The Electoral Commission has promised to look at any allegations it receives that ‘dark money’ funded Facebook ads urging Unionists to vote tactically in the Scottish elections.
The ads were posted by a number of pro-Union groups opposed to independence without bearing an imprint stating who paid for them required by new election advertising rules.
The Electoral Commission today refused to tell Business for Scotland if any complaints about the ads or the organisations had so far been received. A spokesperson said it could not discuss specific complaints until they had been looked into.
But the spokesperson did promise that any allegations it received would be looked into and if any wrongdoing was found full details would be published on its website.
When Business for Scotland asked if the process took too long, the spokesperson said frustration at the length of time this might take was understandable but that due process had to be followed.
An organisation called Young Unionists posted more than £20,000 worth of Facebook adverts without any imprint. The organisation registered as a non-party campaigner in the election and the registration form lists Max Young as the secretary.
According to opendemocracy.net Mr Young was involved in the Capitalist Worker campaign which spent £65,000 on anti-Corbyn ads in the 2019 general election without declaring its donors.
Mr Young has written for a number of pro-Union websites including Think Scotland, which describes itself as ‘’your home for free thinking and free markets’’.
Think Scotland was set up by Brian Monteith, who was also linked to Capitalist Worker. Mr Monteith paid for a number of Think Scotland ads on Facebook for a tactical voting tool posted by Vote Union to advise voters how best to defeat pro-indy candidates in the election.
The Vote Union Facebook page was set up in April 2021 and spent almost £6,000 on Facebook advertising its tactical voting tool
Think Scotland publishes no information disclosing its funders.
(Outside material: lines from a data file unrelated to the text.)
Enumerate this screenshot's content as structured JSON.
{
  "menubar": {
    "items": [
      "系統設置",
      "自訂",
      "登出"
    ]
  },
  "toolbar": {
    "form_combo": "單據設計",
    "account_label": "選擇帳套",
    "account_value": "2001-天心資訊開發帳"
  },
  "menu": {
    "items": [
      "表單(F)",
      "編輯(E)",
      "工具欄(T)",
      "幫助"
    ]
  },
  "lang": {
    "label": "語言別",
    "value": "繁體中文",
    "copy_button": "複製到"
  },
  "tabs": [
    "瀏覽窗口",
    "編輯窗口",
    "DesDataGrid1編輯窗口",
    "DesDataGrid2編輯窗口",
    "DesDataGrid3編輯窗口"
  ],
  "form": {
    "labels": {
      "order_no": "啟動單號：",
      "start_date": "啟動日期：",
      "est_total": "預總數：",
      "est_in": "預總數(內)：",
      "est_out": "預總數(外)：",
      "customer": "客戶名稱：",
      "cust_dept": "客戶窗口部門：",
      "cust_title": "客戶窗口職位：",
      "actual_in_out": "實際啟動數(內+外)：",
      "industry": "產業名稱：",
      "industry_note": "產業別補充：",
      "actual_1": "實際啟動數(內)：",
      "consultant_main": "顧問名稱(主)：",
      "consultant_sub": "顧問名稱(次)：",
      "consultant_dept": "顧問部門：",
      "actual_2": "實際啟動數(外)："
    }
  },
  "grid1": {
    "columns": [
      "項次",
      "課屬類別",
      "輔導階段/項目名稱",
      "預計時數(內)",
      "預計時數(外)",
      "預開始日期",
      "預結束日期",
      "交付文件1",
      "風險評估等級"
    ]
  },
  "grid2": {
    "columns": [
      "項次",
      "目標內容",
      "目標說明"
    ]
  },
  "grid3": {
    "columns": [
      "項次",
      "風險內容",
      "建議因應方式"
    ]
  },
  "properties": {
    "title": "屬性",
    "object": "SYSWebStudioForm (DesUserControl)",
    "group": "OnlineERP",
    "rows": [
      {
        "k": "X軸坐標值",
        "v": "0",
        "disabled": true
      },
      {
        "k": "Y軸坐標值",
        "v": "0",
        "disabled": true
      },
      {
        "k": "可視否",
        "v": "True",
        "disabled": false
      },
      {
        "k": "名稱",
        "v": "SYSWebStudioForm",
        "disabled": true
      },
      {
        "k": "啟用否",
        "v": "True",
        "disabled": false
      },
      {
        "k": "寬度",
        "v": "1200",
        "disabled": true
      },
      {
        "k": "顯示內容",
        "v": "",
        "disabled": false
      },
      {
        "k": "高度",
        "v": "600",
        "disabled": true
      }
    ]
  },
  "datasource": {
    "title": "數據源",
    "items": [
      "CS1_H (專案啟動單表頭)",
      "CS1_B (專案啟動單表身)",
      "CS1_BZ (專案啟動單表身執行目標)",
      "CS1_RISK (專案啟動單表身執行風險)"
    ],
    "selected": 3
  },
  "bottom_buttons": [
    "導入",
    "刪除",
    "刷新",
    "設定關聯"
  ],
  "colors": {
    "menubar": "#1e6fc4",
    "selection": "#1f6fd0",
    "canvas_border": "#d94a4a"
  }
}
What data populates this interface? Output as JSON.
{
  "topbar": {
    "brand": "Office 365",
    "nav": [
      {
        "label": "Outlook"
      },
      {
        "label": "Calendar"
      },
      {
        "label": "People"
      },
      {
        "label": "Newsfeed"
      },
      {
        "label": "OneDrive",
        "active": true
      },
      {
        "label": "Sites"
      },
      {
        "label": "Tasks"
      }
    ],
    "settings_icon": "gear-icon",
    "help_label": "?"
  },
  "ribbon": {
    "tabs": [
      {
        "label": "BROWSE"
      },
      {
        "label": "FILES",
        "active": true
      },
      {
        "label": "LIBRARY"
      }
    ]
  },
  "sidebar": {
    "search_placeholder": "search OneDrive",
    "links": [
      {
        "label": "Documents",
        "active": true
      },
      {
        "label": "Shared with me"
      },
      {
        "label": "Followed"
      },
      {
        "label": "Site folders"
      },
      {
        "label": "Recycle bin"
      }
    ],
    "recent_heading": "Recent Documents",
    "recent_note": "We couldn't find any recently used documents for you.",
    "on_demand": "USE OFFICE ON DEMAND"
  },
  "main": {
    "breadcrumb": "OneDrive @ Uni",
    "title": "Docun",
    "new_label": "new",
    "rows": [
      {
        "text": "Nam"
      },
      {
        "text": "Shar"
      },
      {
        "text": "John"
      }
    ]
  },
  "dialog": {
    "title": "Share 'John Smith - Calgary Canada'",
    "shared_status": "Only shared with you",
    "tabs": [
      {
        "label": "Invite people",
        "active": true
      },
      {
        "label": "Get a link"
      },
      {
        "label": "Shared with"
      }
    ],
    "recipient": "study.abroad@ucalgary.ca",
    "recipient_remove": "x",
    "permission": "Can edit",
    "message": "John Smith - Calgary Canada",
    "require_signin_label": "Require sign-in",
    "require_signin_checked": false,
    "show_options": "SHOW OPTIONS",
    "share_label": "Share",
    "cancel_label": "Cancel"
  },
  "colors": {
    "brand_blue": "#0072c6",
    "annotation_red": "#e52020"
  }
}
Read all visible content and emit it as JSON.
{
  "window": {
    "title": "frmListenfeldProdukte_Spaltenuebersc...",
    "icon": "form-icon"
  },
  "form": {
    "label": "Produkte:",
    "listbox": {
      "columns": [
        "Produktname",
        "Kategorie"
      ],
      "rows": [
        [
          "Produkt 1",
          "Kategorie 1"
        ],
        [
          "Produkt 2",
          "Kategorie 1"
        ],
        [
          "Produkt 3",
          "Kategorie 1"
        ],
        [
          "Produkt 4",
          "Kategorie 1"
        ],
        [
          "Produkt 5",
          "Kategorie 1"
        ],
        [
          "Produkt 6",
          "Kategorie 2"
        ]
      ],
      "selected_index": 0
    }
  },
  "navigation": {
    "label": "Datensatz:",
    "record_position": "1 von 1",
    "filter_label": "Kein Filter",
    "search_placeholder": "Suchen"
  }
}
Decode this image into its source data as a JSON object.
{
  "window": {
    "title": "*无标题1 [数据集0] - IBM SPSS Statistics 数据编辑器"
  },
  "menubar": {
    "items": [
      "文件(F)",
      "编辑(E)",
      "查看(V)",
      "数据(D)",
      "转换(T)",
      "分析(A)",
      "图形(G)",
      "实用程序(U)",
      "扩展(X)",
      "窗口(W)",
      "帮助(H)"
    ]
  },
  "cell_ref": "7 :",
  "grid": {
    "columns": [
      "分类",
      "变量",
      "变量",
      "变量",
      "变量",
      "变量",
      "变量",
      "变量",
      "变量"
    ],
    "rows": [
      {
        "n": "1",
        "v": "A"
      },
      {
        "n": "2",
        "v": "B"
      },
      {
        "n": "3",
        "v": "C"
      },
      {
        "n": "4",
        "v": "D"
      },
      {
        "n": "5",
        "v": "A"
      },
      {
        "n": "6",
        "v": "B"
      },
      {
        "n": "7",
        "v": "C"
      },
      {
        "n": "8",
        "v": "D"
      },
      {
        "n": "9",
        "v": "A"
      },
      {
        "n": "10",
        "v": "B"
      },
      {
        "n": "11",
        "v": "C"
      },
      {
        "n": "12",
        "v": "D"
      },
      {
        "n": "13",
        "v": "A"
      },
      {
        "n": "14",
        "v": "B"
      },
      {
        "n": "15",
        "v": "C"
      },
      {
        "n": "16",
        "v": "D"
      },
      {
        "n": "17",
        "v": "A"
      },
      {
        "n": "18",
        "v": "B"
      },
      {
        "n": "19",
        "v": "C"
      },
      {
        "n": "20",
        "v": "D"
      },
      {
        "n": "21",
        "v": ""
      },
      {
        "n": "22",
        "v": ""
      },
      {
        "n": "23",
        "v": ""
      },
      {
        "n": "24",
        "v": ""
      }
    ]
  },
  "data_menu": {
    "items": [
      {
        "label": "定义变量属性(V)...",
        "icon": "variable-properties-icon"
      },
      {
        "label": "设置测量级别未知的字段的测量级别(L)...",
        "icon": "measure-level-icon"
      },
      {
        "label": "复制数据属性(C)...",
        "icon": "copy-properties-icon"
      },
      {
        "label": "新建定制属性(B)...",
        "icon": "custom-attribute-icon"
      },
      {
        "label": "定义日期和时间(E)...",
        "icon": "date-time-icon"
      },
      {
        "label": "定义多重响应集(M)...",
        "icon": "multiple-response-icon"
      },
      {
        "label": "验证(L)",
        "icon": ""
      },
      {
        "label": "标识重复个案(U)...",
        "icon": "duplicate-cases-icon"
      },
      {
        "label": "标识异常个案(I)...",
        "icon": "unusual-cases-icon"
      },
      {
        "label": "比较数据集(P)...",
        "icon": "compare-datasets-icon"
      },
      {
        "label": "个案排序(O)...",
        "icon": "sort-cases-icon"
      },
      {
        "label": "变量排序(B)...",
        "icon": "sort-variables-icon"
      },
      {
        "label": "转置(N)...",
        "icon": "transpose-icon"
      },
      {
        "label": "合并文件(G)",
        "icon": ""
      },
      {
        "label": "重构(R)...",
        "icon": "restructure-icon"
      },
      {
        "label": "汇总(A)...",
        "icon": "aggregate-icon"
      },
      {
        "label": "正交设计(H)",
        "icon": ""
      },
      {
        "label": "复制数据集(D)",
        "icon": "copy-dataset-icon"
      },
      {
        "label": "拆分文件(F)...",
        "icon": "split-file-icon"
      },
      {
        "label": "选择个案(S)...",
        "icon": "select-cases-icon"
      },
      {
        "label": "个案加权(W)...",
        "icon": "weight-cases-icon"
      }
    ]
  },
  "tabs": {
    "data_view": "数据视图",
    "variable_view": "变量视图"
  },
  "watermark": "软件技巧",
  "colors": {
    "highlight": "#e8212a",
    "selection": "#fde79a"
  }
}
Young Unionists had also posted Facebook ads to promote the Vote Union tactical voting tool. The Vote Union Facebook page was set up in April 2021 and spent almost £6,000 on Facebook advertising its tactical voting tool. Again these ads did not feature the necessary imprint revealing who paid for them.
Nor did ads taken out by Turning Point UK urging voters in the Scottish election not to vote SNP. The Turning Point UK website describes the organisation as a ‘’student movement for free markets, limited government, personal responsibility and duty to others’’.
The website, like most of the others mentioned, does not reveal the identities of the people involved and the details of the Facebook ads do not say which individuals paid for them.
Another organisation called Businesses for the Union spent more than £10,000 in the run up to the Scottish elections, paid for by Matthew Kilcoyne, deputy director of the Adam Smith Institute, a powerful think tank which, again, does not declare its donors.
The Electoral Commission, which is tasked with enforcing the rules about election advertising, can impose sanctions on anyone found to be breaking those rules.
If the Electoral Commission finds a person or organisation guilty of breaking the rules it can impose financial sanctions of a fine up to £20,000
New rules in place for first time for the Scottish elections state that digital advertising designed to influence voters in an election should include an imprint which must include the ‘’name and address of the promoter and any organisation or individual on whose behalf it has been promoted’’.
If the Electoral Commission finds a person or organisation guilty of breaking the rules it can impose financial sanctions of a fine up to £20,000.
The Commission considers this upper limit to be too low and has repeatedly asked Westminster to raise it, but to no avail.
The Scottish government did listen, and raised the upper limit for a fine to £500,000 but only for referendums. It included the new fine limit in legislation last year.